Sometimes I take the bus so it would take me longer to get to my destination. It’s the only time I have for myself, before I face the madness and loneliness and occasional isolation at work, and before I face the daunting task of loving my family once I come home. It’s the only space and time where I could look at this dilapidated city, one foot caught in the comforts of flawed tradition, the other in some haphazard amalgamation of modernity and progress. It’s the only real time I get to be alone, surrounded by strangers, lost in a sea of commuters, accompanied only by thoughts, and the private scale of my sentiments.


Sometimes, I take the bus, when the act of living itself, becomes increasingly difficult; when I find myself increasingly unhappy with my faith; when my doubts become increasingly believable. Choking in both traffic and air pollution, the certainties which threaten my ground are obscured, and the life I am accustomed too is lost in a blanket of vehicular smog and urban noise.

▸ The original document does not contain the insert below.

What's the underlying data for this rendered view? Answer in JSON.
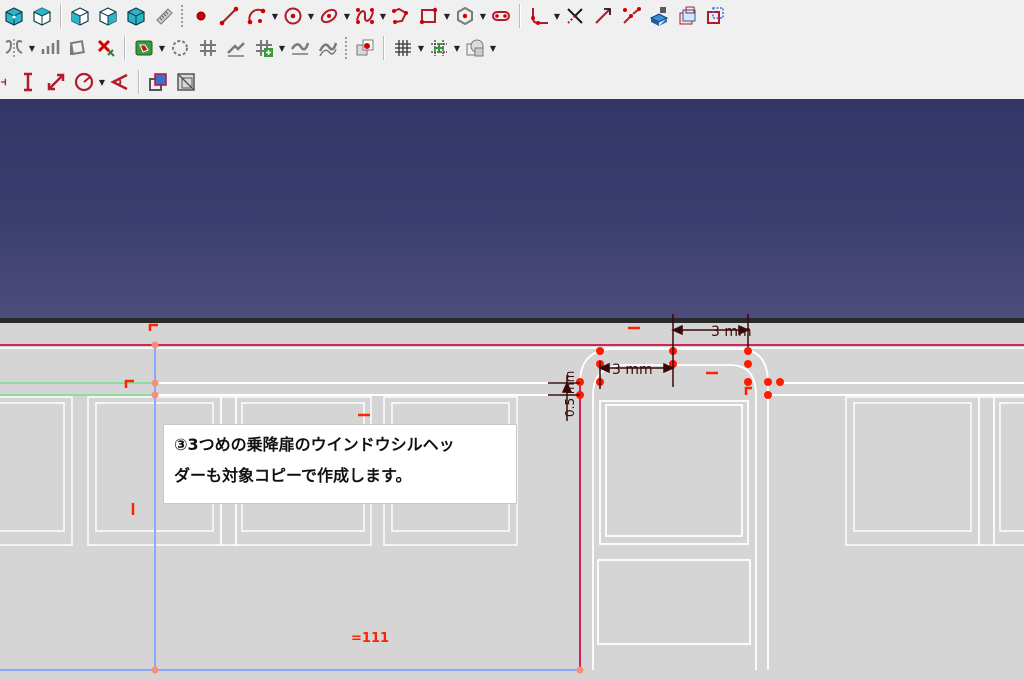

Racing across EDSA, chasing passengers, and recklessly overspeeding and overtaking, my afflictions are momentarily displaced by an adrenaline rush. In the unsettling fear that my reckless driver will inevitably bring us to a road-side carnage, I am most calm and safe. It’s a tangible irony I refuse to give up.